- inclusion of high-quality branding elements like Microsoft’s logo & branding in the phishing page that are typically present in pages from the company and,
- an intriguing body; informing recipients that their delivery is unsuccessful creates a sense of mystery and anxiety, motivating users to take action immediately without checking on the email’s authenticity.
Despite these techniques, eagle-eyed recipients should be able to spot several red flags that point to the email’s illegitimacy. For instance, the sender address does not use the actual Aramex domain and the link points to a suspicious URL. In addition, the email contains several spelling and spacing errors like ‘unsucessful’.
Whilst MailGuard is stopping this email scam from reaching Australian businesses, we encourage all users to be extra vigilant against this kind of email and whatever happens, do not open or click them.

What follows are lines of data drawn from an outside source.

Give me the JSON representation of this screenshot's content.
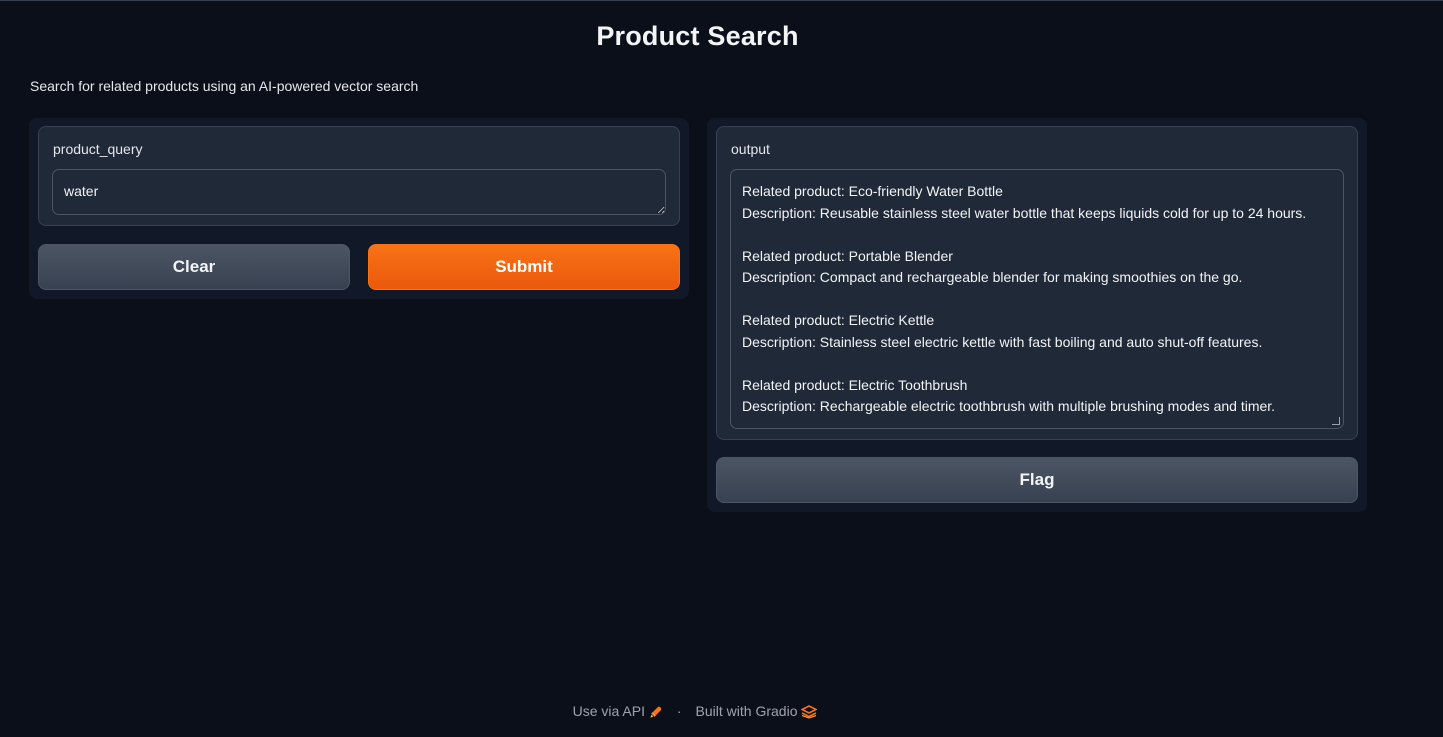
{
  "app": {
    "title": "Product Search",
    "description": "Search for related products using an AI-powered vector search"
  },
  "inputs": {
    "query_label": "product_query",
    "query_value": "water"
  },
  "buttons": {
    "clear": "Clear",
    "submit": "Submit",
    "flag": "Flag"
  },
  "output": {
    "label": "output",
    "results": [
      {
        "product": "Related product: Eco-friendly Water Bottle",
        "description": "Description: Reusable stainless steel water bottle that keeps liquids cold for up to 24 hours."
      },
      {
        "product": "Related product: Portable Blender",
        "description": "Description: Compact and rechargeable blender for making smoothies on the go."
      },
      {
        "product": "Related product: Electric Kettle",
        "description": "Description: Stainless steel electric kettle with fast boiling and auto shut-off features."
      },
      {
        "product": "Related product: Electric Toothbrush",
        "description": "Description: Rechargeable electric toothbrush with multiple brushing modes and timer."
      }
    ]
  },
  "footer": {
    "api_link": "Use via API",
    "separator": "·",
    "built_with": "Built with Gradio",
    "api_icon": "rocket-icon",
    "gradio_icon": "gradio-logo-icon"
  },
  "colors": {
    "background": "#0b0f19",
    "panel": "#111827",
    "block": "#1f2937",
    "accent": "#f97316"
  }
}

Another parcel delivery scam?
Fake parcel email scams are a favourite of cybercriminals. We all love getting something (aside from a bill) in the mail, and with online shopping more popular than ever, it’s sometimes hard to keep track of what parcels we’re expecting.
The criminals behind this scam prey on people’s busy lives and curiosity.
Well-known companies such as Aramex, Australia Post, Fedex and DHL are popular targets for scammers to impersonate because they are trusted names with large customer bases.
What to look out for
As a precaution, avoid clicking links in emails that:
- Are not addressed to you by name, have poor English or omit personal details that a legitimate sender would include (e.g. – tracking ID).
- Are from businesses you’re not expecting to hear from.
- Ask you to download any files, especially with an .exe file extension.
- Take you to a landing page or website that does not have the legitimate URL of the company the email is purporting to be sent from.
One email is all that it takes
All that it takes to break into your business is a cleverly-worded email message. If scammers can trick one person in your company into clicking on a malicious link they can gain access to your data.
For a few dollars per staff member per month, you can protect your business with MailGuard's predictive and advanced email security.
Talk to a solution consultant at MailGuard today about securing your company's network.
Why not stay up-to-date with MailGuard's latest blog posts by subscribing to free updates? Subscribe to weekly updates by clicking on the button below.